Remember a time when all we had in our home was a landline and a big box TV? Now, the standard for lower-income families stretches far beyond what even middle-class families were able to afford fifteen years ago. The price of keeping up with the times does not seem to be dwindling.
Along with the increased use of technology came bizarre trends and memes that constantly changed with the wind. The term “influencer” was coined to describe Youtube stars and Instagram pages with millions of followers.
“Hate it or love it, internet humor has really come a long way. It used to be that you’d see a well-crafted picture with a unique set-up and funny punchline, but now all that’s popular is a bunch of different versions of a toaster just sitting on a counter with a stupid caption like ‘Let’s get this bread’ and everyone finds it hilarious,” Celina Randazzo, a senior vocal major at Frank Sinatra School of the Arts said.
“These posts are being pumped out so fast it’s hard to keep up. I feel like my attention span has gotten the short end of the stick these past few years,” she added.
Along with a shortened interest in hand-crafted memes, this decade has been associated with “snowflakes” and groups of people getting everything they want.
This decade has also seen a major shift in vocabulary and what people deem appropriate. Kids are exposed to graphic material at a really young age because many parents don’t monitor their internet activity. It’s so easy to just mindlessly sit your kid in front of an iPad and get back to work than it is to talk to them. Children watch inappropriate content all the time and use curse words and certain profane gestures with their family and friends constantly.
“Cursing is so apparent with this younger generation. I curse constantly and no one says anything about it. Hell, even my teachers curse and play stuff that uses bad language,” Ana Popovic, a junior vocal major at Frank Sinatra School of the Arts said.
“I even say slang that adults can barely comprehend like ‘oof’ and ‘periodt’ in my everyday life. When I say ‘that’s the wave’ to agree to something no one even bats an eye, it’s crazy.
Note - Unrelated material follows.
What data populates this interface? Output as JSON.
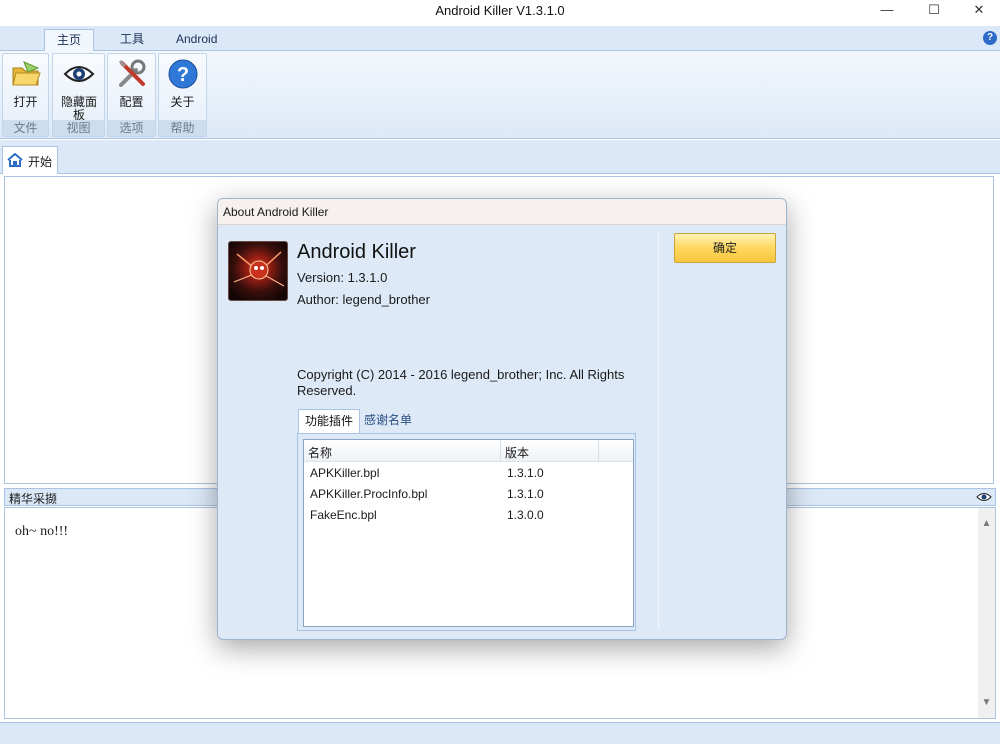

My parents just don’t enforce rules anymore or language barriers. This is just the decade of no one caring what others do,” she added.
This decade has been defined by many different things, including fleeting trends, internet oddities, and political firsts. Not only have people changed in the 2010s, but the rapid pace in which trends have shifted is monumental, and is defining in itself.
Mateo put it best when he said: “The best thing about this decade is that it’s over!”
– by Tabitha Setari ’20